Perhaps for cost reasons, stone was very rarely used as a construction material in Bagan – relatively cheap brick was the preferred material, so it is unclear just why stone was used here. The exterior of the site is still primarily brick, but when you reach the inner sanctum, you'll see a collection of life-size Brahma images, which, for those who have visited Angkor, will immediately bring Khmer artistry to mind.
The vendors who have the small shops around the site here can double up as guides, but can be especially persistent when it comes to inviting you to their shop. If this sort of bait and switch bothers you, politely refuse a guide offer from the beginning.
With or without a guide, allow 30 minutes to explore Nan Paya then jump on your bike and keep heading north to reach the next site, Gubyauk Gyi (monument 1323) in Pali, or Kubyauk Gyi in Burmese. This moderately-sized monument just off the road between Old Bagan and New Bagan is the oldest accurately dated temple (1113) within greater Bagan and is also located near a stone inscription that forms a Rosetta stone across four languages.
Gubyauk Gyi is revered for two reasons: its exterior stucco work and its reputedly magnificent interior murals, the latter of which we were unable to see. We visited twice in the hope of having the keyholder open up the interior for us, but lucked out on both occasions.
The exterior stucco is impressive, both along the top of the walls and over the pillars -- you'll see large gaps, back to bare brick, where the stucco has fallen off.
Near opposite Gubyauk Gyi sits the Myazedi stupa and within that stupa's compound you'll find a pieced together stone inscription that records the donation of the temple by a prince to his ill father, Kyanzittha (1084-1113).
What is more remarkable concerning this inscription is that it's in four languages -- Burmese, Mon, Pali and Pyu -- and so it served as a Rosetta stone of sorts between the four languages and was especially useful with regard to Pyu. The stone is stored within an especially ugly stone enclosure near to the Myazedi stupa.
You'll need just 30 minutes to appreciate the exterior stucco of Kubyauk Gyi and the stone inscription -- add at least another hour if you're actually able to gain entry to observe the murals within.
Last stop before reaching Old Bagan proper is Minglazedi Paya (monument 1439). Believed to date to the 12th or early 13th centuries, Minglazedi Paya is one of the few Bagan sites you are still permitted to at least partially climb, although in this case it is more to admire the site itself rather than the surrounds -- though the latter is also possible.
Like a number of Bagan monuments, the Minglazedi Paya has brick "battlement" style walls around each of its levels and the tubular drains that frequently extend from the walls only add to its fortress-like appearance (though they are drains -- not cannons).
Minglazedi Paya is best known though for its Jataka plaques that commence on the stupa's lowest terrace and proceed clockwise as they ascend the stupa.
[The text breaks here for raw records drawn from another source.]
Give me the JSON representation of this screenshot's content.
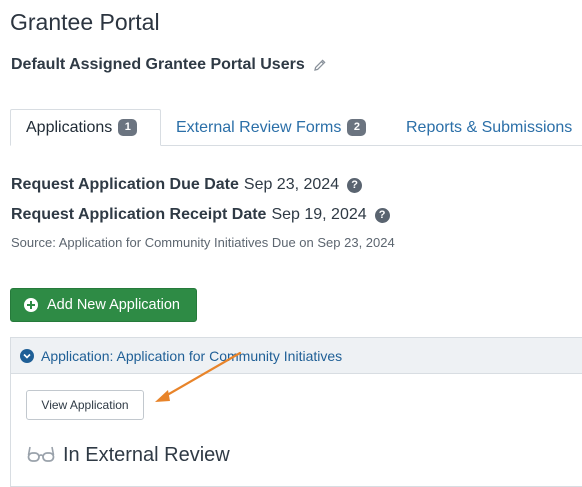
{
  "page": {
    "title": "Grantee Portal",
    "assigned_users_label": "Default Assigned Grantee Portal Users"
  },
  "tabs": [
    {
      "label": "Applications",
      "count": "1",
      "active": true
    },
    {
      "label": "External Review Forms",
      "count": "2",
      "active": false
    },
    {
      "label": "Reports & Submissions",
      "active": false
    }
  ],
  "dates": {
    "due_label": "Request Application Due Date",
    "due_value": "Sep 23, 2024",
    "receipt_label": "Request Application Receipt Date",
    "receipt_value": "Sep 19, 2024",
    "source": "Source: Application for Community Initiatives Due on Sep 23, 2024"
  },
  "actions": {
    "add_application_label": "Add New Application"
  },
  "application_panel": {
    "header": "Application: Application for Community Initiatives",
    "view_button": "View Application",
    "status": "In External Review"
  },
  "colors": {
    "primary_green": "#2e8b45",
    "link_blue": "#2b6fa8",
    "annotation_arrow": "#e8842a"
  },
  "icons": [
    "pencil-icon",
    "help-icon",
    "plus-circle-icon",
    "chevron-down-icon",
    "glasses-icon"
  ]
}
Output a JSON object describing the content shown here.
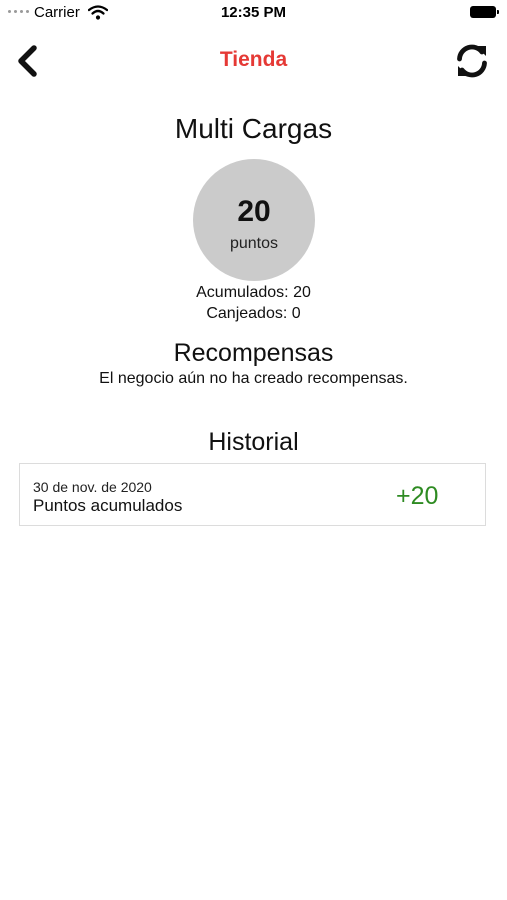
{
  "status_bar": {
    "carrier": "Carrier",
    "time": "12:35 PM",
    "icons": [
      "signal-dots-icon",
      "wifi-icon",
      "battery-icon"
    ]
  },
  "nav": {
    "title": "Tienda",
    "back_icon": "chevron-left-icon",
    "refresh_icon": "refresh-icon",
    "title_color": "#e53935"
  },
  "store": {
    "name": "Multi Cargas",
    "points": "20",
    "points_unit": "puntos",
    "accumulated": "Acumulados: 20",
    "redeemed": "Canjeados: 0",
    "circle_color": "#cbcbcb"
  },
  "rewards": {
    "title": "Recompensas",
    "empty_message": "El negocio aún no ha creado recompensas."
  },
  "history": {
    "title": "Historial",
    "entries": [
      {
        "date": "30 de nov. de 2020",
        "description": "Puntos acumulados",
        "amount": "+20",
        "amount_color": "#2e8b22"
      }
    ]
  }
}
Some of the plaques are quite damaged and appear to have been crudely cemented into place, and others have been removed to ummm Berlin (cough cough) but others show their glaze well and illustrate what a stunning monument it must have been in its time. The smaller corner stupas on the top terrace were also once covered with glazed ceramics.
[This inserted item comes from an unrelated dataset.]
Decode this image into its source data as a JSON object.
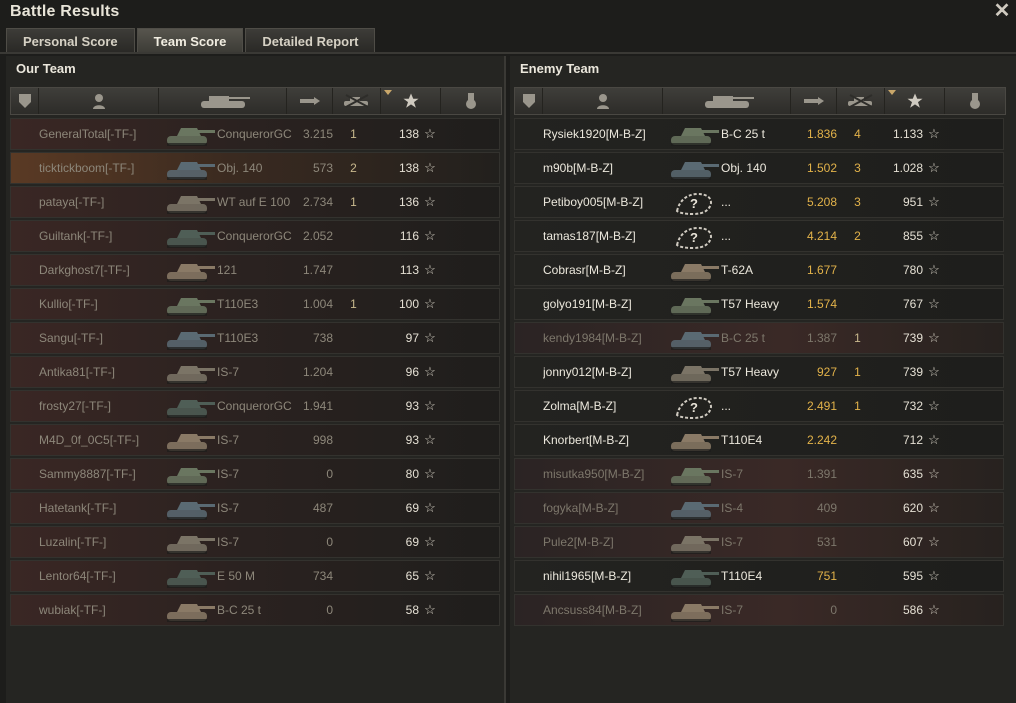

If you really want to take in the full collection of the tiles allow 45 minutes to an hour to explore the site. While the lower reaches of Minglazedi Paya can be climbed, it isn't one of the better sunrise or sunset points.
Once you're done here, head out to the main road and begin the roll back down to New Bagan or the long pedal to Nyaung U.
By Stuart McDonald
Last updated on 29th December, 2013.